The mental health problems of parents can negatively affect their whole family. The organisational and wider context may also influence the outcomes for all involved. The aims of this systematic review were: to develop a working definition of family‐focused practice (FFP); identify the types of outcomes that are measured with a focus on service user experiences; and explore how well interventions in the included studies fit with previously established components of FFP. A comprehensive literature search of 16 databases was conducted for peer‐reviewed, primary research studies related to FFP published between 1998 and 2016. In total, 3731 articles were identified and screened by four reviewers. Of those, 40 articles met all of the inclusion criteria. The review focused on family outcomes and, consistent with previous reviews, there was a reasonable degree of consistency about the core components of FFP. An additional component, identified by this review, which was part of some interventions, was work to improve access to and engagement with community supports and services. The review concludes that there is a need for: an agreed definition of FFP; clearer links to relevant theories; a more consistent approach to measuring outcomes, including economic perspectives; and an increased strategic promotion of whole family approaches. Key Practitioner Messages: There is an immediate need for an agreed definition of family‐focused practice. Relevant theory could further clarify the theories of change and anticipated outcomes. There is consistency across studies about the key components of family‐focused practice. This review suggests the inclusion of an additional component, which is practice that improves access to and engagement with community supports and services. Economic evaluations of family‐focused practice are needed. ‘There is an immediate need for an agreed definition of family‐focused practice’

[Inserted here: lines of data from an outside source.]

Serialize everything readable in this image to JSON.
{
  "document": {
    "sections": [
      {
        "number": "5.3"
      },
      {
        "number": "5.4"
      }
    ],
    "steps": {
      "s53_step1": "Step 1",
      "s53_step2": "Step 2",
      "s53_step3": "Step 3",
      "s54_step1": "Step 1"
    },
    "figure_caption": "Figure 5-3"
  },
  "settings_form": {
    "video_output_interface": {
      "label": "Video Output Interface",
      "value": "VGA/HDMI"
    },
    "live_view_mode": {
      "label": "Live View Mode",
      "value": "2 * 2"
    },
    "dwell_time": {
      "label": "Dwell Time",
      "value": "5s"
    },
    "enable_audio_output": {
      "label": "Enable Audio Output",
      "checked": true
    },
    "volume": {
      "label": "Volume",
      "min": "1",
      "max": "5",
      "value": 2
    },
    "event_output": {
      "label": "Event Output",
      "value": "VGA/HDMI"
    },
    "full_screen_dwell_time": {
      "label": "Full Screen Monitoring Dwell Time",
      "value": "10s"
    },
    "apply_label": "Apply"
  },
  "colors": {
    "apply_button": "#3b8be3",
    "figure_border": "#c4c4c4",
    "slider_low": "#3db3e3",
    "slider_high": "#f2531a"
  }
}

Bibliographical noteFunding Information:
This systematic narrative review forms part of a recently completed research project, funded by the Health and Social Care Board (HSCB) of Northern Ireland, addressing family-focused practice within health and social care in Northern Ireland.

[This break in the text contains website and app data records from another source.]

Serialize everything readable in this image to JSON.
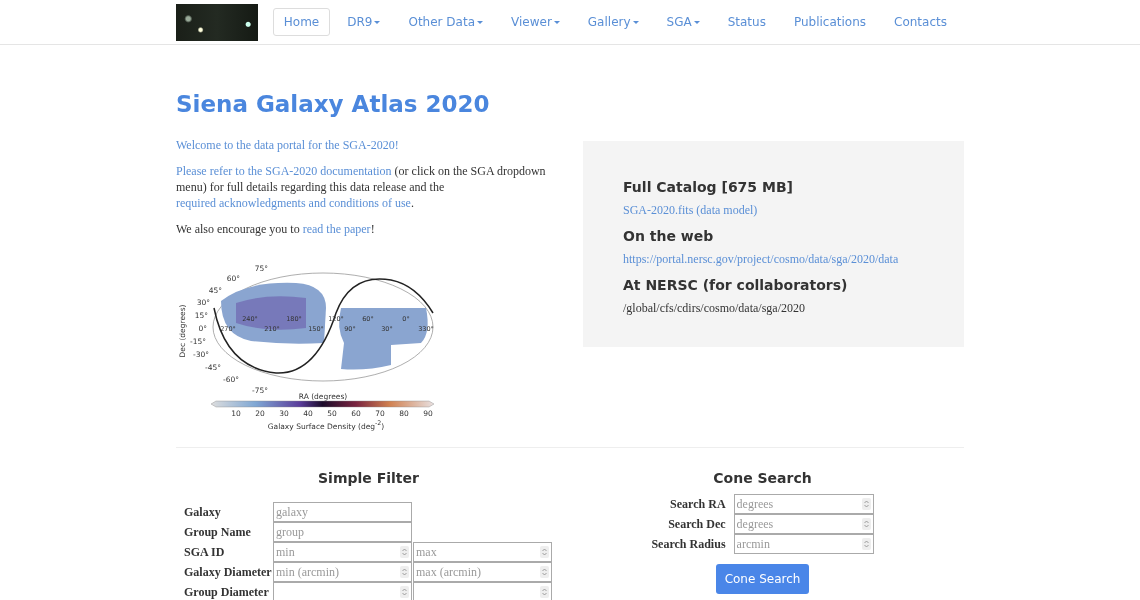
{
  "nav": [
    {
      "label": "Home",
      "selected": true,
      "dropdown": false
    },
    {
      "label": "DR9",
      "selected": false,
      "dropdown": true
    },
    {
      "label": "Other Data",
      "selected": false,
      "dropdown": true
    },
    {
      "label": "Viewer",
      "selected": false,
      "dropdown": true
    },
    {
      "label": "Gallery",
      "selected": false,
      "dropdown": true
    },
    {
      "label": "SGA",
      "selected": false,
      "dropdown": true
    },
    {
      "label": "Status",
      "selected": false,
      "dropdown": false
    },
    {
      "label": "Publications",
      "selected": false,
      "dropdown": false
    },
    {
      "label": "Contacts",
      "selected": false,
      "dropdown": false
    }
  ],
  "title": "Siena Galaxy Atlas 2020",
  "intro": [
    [
      {
        "text": "Welcome to the data portal for the SGA-2020!",
        "link": true
      }
    ],
    [
      {
        "text": "Please refer to the SGA-2020 documentation",
        "link": true
      },
      {
        "text": " (or click on the SGA dropdown menu) for full details regarding this data release and the ",
        "link": false
      },
      {
        "text": "required acknowledgments and conditions of use",
        "link": true
      },
      {
        "text": ".",
        "link": false
      }
    ],
    [
      {
        "text": "We also encourage you to ",
        "link": false
      },
      {
        "text": "read the paper",
        "link": true
      },
      {
        "text": "!",
        "link": false
      }
    ]
  ],
  "sky_map": {
    "dec_label": "Dec (degrees)",
    "ra_label": "RA (degrees)",
    "dec_ticks": [
      "75°",
      "60°",
      "45°",
      "30°",
      "15°",
      "0°",
      "-15°",
      "-30°",
      "-45°",
      "-60°",
      "-75°"
    ],
    "ra_ticks": [
      "270°",
      "240°",
      "210°",
      "180°",
      "150°",
      "120°",
      "90°",
      "60°",
      "30°",
      "0°",
      "330°"
    ],
    "colorbar_ticks": [
      "10",
      "20",
      "30",
      "40",
      "50",
      "60",
      "70",
      "80",
      "90"
    ],
    "colorbar_label": "Galaxy Surface Density (deg$^{-2}$)"
  },
  "downloads": [
    {
      "heading": "Full Catalog [675 MB]",
      "value": "SGA-2020.fits (data model)",
      "link": true
    },
    {
      "heading": "On the web",
      "value": "https://portal.nersc.gov/project/cosmo/data/sga/2020/data",
      "link": true
    },
    {
      "heading": "At NERSC (for collaborators)",
      "value": "/global/cfs/cdirs/cosmo/data/sga/2020",
      "link": false
    }
  ],
  "simple_filter": {
    "title": "Simple Filter",
    "rows": [
      {
        "label": "Galaxy",
        "fields": [
          {
            "kind": "text",
            "placeholder": "galaxy"
          }
        ]
      },
      {
        "label": "Group Name",
        "fields": [
          {
            "kind": "text",
            "placeholder": "group"
          }
        ]
      },
      {
        "label": "SGA ID",
        "fields": [
          {
            "kind": "number",
            "placeholder": "min"
          },
          {
            "kind": "number",
            "placeholder": "max"
          }
        ]
      },
      {
        "label": "Galaxy Diameter",
        "fields": [
          {
            "kind": "number",
            "placeholder": "min (arcmin)"
          },
          {
            "kind": "number",
            "placeholder": "max (arcmin)"
          }
        ]
      },
      {
        "label": "Group Diameter",
        "fields": [
          {
            "kind": "number"
          },
          {
            "kind": "number"
          }
        ]
      }
    ]
  },
  "cone_search": {
    "title": "Cone Search",
    "rows": [
      {
        "label": "Search RA",
        "placeholder": "degrees"
      },
      {
        "label": "Search Dec",
        "placeholder": "degrees"
      },
      {
        "label": "Search Radius",
        "placeholder": "arcmin"
      }
    ],
    "button": "Cone Search"
  }
}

© 2021 The Authors. Child Abuse Review published by Association of Child Protection Professionals and John Wiley & Sons Ltd.
- Parental mental health
- Parental substance use
- Safeguarding children
- Family focused practice
- Pediatrics, Perinatology, and Child Health
- parental substance use
- family-focused practice
- parental mental health
- safeguarding children